Thursday, 7 June 2012

Is Airbus' A350-1000 Doomed?

Has Airbus made a critical mistake with its A350 program giving rival Boeing an even greater advantage in the large twin-engine market?

The A350-1000 in particular has struggled to gain momentum since it was launched, is now in its second design phase and is still attracting criticism from both Emirates and Qatar Airways who collectively have 40 of them on order.

In a tweet put to Airbus during a recent #AskTheExpert Q&A session with their Francois Caudron, Head of A350 Customer & Business Development, I asked...

"Is Airbus worried that orders for the A350-1000 are going down instead of up?
Are airlines really happy with it?"

My question was in direct response to the fact that Etihad Airways have reduced their commitment to the A350-1000 from 25 to 12.

Airbus responded to my tweet as follows...

"[The] A350-1000 order book situation is not linked to product attractiveness but rather linked to low early slots availability"

I find this quite a strange answer for the following reasons...
  • The A350 program has been open for orders since 1 December 2006. The program is considered by Airbus to be a Boeing 777 killer with the A350-900 and A350-1000 targeting the Boeing 777-200ER and Boeing 777-300ER respectively.
  • The A350-1000 has been redesigned since launch to make it more attractive to airlines, yet it seems to have been redesigned without airline consultation. Both Qatar and Emirates, who collectively have 40 out of 62 -1000's on order, have expressed concerns.
  • Why would you need to redesign an aircraft that is only suffering from 'low early slot availability'?
  • Despite the redesign, the A350-1000 has still failed to attract new orders (as of June 2012). The -1000 hasn't received a single new order since 2008, something Boeing is always keen to point out.
  • Redesigning the A350-1000 means its EIS will inevitably be delayed.
Emirates Airline and Qatar Airways criticism essentially boils down to the fact that the A350-1000 is not a strong enough competitor to the Boeing 777-300ER. Both airlines want more range, performance and less fuel burn. Emirates have even said the redesign was unnecessary and done without consultation.

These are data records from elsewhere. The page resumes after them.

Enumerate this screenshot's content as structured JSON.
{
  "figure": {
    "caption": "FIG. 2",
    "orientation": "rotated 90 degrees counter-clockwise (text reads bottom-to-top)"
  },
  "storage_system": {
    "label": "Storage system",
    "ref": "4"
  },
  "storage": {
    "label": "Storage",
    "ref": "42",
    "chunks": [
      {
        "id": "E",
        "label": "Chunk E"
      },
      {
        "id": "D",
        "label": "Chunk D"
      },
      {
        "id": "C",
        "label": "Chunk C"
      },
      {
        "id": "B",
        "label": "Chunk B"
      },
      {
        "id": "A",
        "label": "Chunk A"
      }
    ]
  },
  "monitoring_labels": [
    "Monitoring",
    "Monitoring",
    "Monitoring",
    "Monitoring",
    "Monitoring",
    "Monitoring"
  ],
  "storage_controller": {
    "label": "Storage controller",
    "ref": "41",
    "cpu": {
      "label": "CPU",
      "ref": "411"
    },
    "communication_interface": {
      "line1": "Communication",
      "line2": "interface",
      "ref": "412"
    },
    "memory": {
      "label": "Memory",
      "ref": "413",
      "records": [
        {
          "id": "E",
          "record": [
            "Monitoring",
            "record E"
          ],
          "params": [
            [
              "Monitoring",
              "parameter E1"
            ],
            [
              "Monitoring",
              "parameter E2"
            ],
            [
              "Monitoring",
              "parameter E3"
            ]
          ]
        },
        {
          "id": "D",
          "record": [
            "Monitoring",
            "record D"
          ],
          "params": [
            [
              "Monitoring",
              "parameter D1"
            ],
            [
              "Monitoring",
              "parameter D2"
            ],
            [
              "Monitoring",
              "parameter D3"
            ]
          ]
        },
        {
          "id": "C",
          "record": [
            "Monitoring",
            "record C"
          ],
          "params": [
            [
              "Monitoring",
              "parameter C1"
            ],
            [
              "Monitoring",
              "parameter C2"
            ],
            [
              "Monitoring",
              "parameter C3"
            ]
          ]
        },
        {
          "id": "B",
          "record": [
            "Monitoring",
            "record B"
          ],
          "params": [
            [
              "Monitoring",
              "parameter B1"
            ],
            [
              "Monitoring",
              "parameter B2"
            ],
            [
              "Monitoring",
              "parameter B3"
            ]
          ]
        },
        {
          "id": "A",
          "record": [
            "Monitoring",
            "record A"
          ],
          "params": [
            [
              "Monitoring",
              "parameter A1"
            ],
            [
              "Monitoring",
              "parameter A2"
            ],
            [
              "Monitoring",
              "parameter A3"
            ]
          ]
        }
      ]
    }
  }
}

If behind the scenes Airbus is working to address these issues, this is going to take more time and further delay the A350-1000.

Boeing 777-300ER
Boeing 777-300ER (Photo Credit: David McKelvey)

This is where Boeing benefits enormously.

They already have a very good airplane in the shape of the 777-300ER, demand for the plane has increased dramatically in recent years and has easily outsold the A350-1000. Airlines know that this aircraft is available to them now and does a bloody good job.

However, there is enormous room to improve this aircraft and Boeing is already studying the best way to do this. Emirates is heavily involved in its design and is urging Boeing to get it launched as soon as possible.

The 777 replacement program is currently known as the 777X and includes the 777-8X which would be the 777-200ER replacement / A350-900 rival and the 777-9X which would be the 777-300ER replacement / A350-1000 rival. Improvements over the original would include new, larger composite wings, new engines, general weight saving, an increased fuselage length (more passengers) and new 787 style cockpit whilst delivering better fuel burn.

Airbus' fumbling of the A350-1000 design is perhaps the result of not listening carefully enough to what airlines want. As a result, they felt compelled to do a redesign which has left the aircraft's biggest customers scratching their heads in amazement.

Boeing's tactical approach has enabled Airbus to go head first into a design which is not as strong as it could have been from the starting blocks. As a result, Boeing now has more time to study and perfect their rival solution, the 777X.

Airbus' A350-1000 could go down in history as a failure.


  1. Great observations. The 777X is looking like a great airplane even without the help of the A350-1000's disadvantage in the wide-body game. While Airbus is developing their composites, Boeing already has the benefit of 787's lessons learned and will be ready to further improve composites in time for 777X. Can't wait to see where the 777X goes... hopefully it doesn't get "dumbed down" to a smaller, incremental improvement instead of a what basically is a clean-sheet design.

  2. I think that Airbus is always reacting to Boeing. Airbus spent so much time and money developing the 380 which has a very limited market that they got behind the 777 & 787 and are now playing catch up with the 350. Time will tell.